US Govt Denies FISA Liability

DOJ/FBI: You can't sue us for FISA abuse.

As we predicted, the DOJ has asked the Court to dismiss, in its entirety, Carter Page’s lawsuit relating to the DOJ/FBI FISA abuses that occurred in 2016-2017. You can read the Motion here.

In doing so, the US Government has adopted two infuriating positions.

First, it argues that it can abuse the FISA process, spy on American citizens with an invalid warrant, and cannot be held liable.

Remarkably, the US position is that invalid/illegal FISA renewals, secured after US government employees and officials mislead the FISA court, violate its duty of candor to the FISA court, and alter evidence (Clinesmith), “is not a perversion of the judicial process.”

Second, the US claims Carter Page’s lawsuit was filed too late.

The arrogance.

For years, the FBI and DOJ obscured from the public and from Congressional investigators the extent of the FISA abuses.

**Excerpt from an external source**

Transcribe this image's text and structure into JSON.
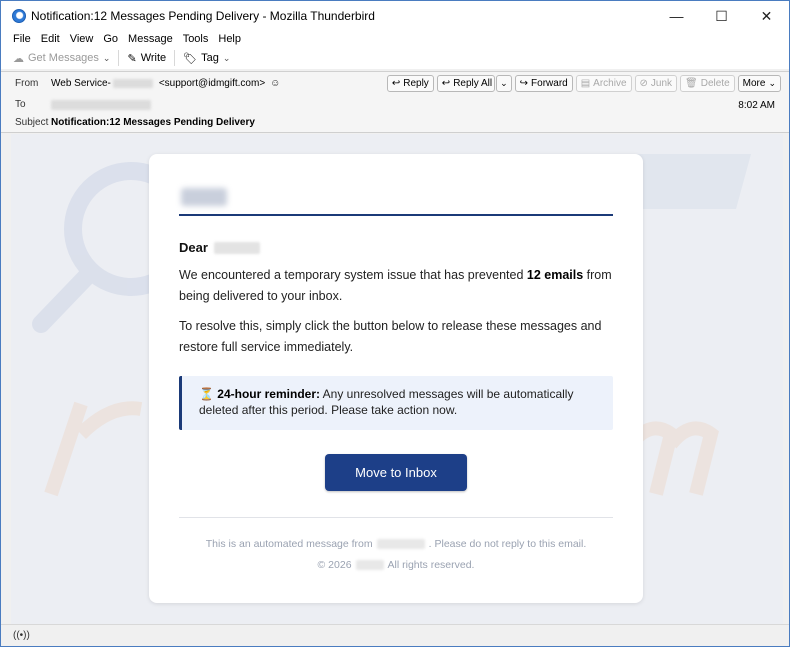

FBI Director Wray opposed the contents and release of the Nunes Memo (now proven to be accurate, if not an understatement of the FISA abuse).

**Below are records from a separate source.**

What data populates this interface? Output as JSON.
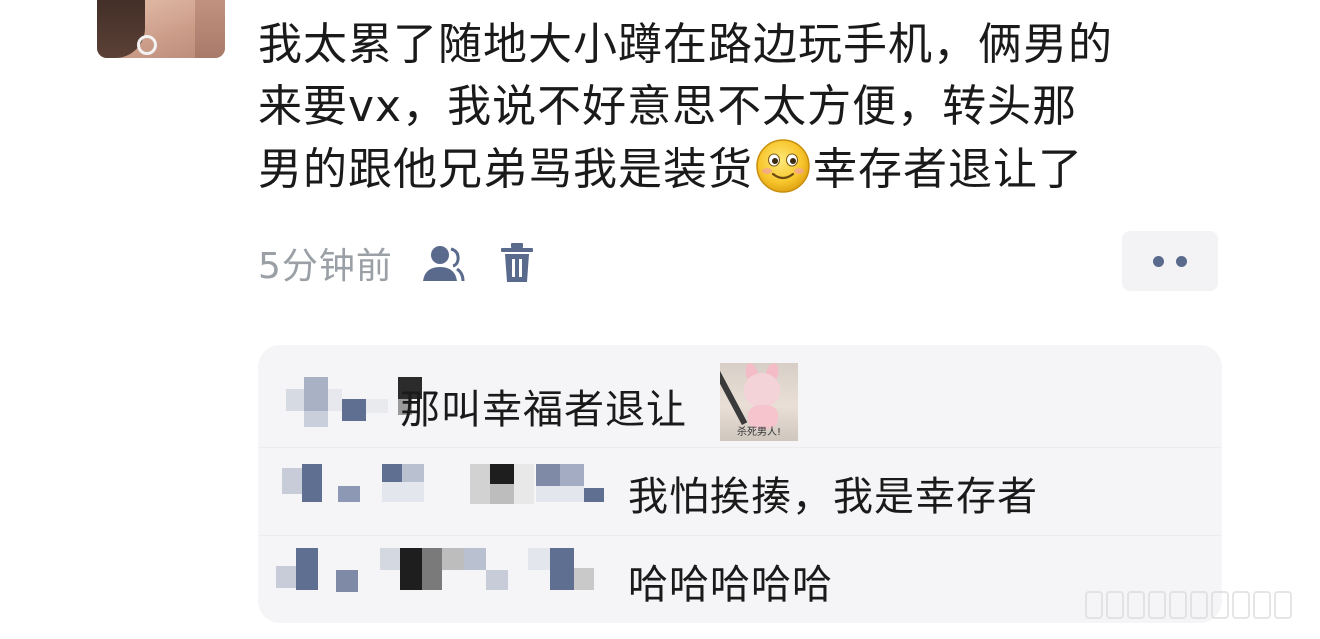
{
  "post": {
    "lines": [
      "我太累了随地大小蹲在路边玩手机，俩男的",
      "来要vx，我说不好意思不太方便，转头那",
      "男的跟他兄弟骂我是装货"
    ],
    "line3_tail": "幸存者退让了",
    "emoji": "slightly-smiling-face-emoji",
    "time": "5分钟前"
  },
  "icons": {
    "visibility": "user-icon",
    "delete": "trash-icon",
    "more": "more-dots-icon"
  },
  "comments": [
    {
      "text": "那叫幸福者退让",
      "sticker_caption": "杀死男人!"
    },
    {
      "text": "我怕挨揍，我是幸存者"
    },
    {
      "text": "哈哈哈哈哈"
    }
  ],
  "colors": {
    "accent_icon": "#5a6a8c",
    "comment_bg": "#f5f5f7",
    "meta_text": "#9aa0a6"
  }
}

The FBI even released a statement on the Nunes Memo, saying it “has grave concerns about material omissions of fact that fundamentally impact the memo’s accuracy.”

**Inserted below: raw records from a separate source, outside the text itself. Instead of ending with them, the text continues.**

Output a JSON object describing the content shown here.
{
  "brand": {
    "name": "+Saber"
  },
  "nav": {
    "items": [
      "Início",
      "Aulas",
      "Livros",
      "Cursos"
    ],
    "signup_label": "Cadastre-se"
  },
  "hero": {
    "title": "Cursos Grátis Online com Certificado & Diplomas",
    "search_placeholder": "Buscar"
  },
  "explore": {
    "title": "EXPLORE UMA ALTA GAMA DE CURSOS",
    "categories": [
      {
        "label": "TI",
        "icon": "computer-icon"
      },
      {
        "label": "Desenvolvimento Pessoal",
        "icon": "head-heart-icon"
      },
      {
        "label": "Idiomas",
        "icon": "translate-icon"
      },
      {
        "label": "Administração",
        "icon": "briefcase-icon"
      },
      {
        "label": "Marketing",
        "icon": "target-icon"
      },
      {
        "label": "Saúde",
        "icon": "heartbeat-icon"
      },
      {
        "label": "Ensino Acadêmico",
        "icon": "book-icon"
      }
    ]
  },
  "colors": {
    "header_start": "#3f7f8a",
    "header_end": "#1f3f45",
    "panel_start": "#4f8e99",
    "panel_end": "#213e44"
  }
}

And now the US Government says Carter Page should have filed suit based on the Nunes Memo.

In essence, the US Government ran out the clock by hiding the witnesses and documents and evidence. Now it tells the victim of its crimes “tough luck, you’re too late.”

Kevin Clinesmith

Carter Page also sued Kevin Clinesmith, who was convicted for altering a CIA email to further a FISA renewal. (He also sued James Comey, Joe Pientka, Lisa Page, Andrew McCabe, etc. They each have filed motions to dismiss; we will focus on a point from Clinesmith.)

Clinesmith’s argument in his motion to dismiss? That despite pleading to the crime relating to the FISA warrant, he is entitled to “qualified immunity.”

We’ll be following the developments closely. In the meantime, remember all this when Washington preaches accountability and the importance of the “institutions.”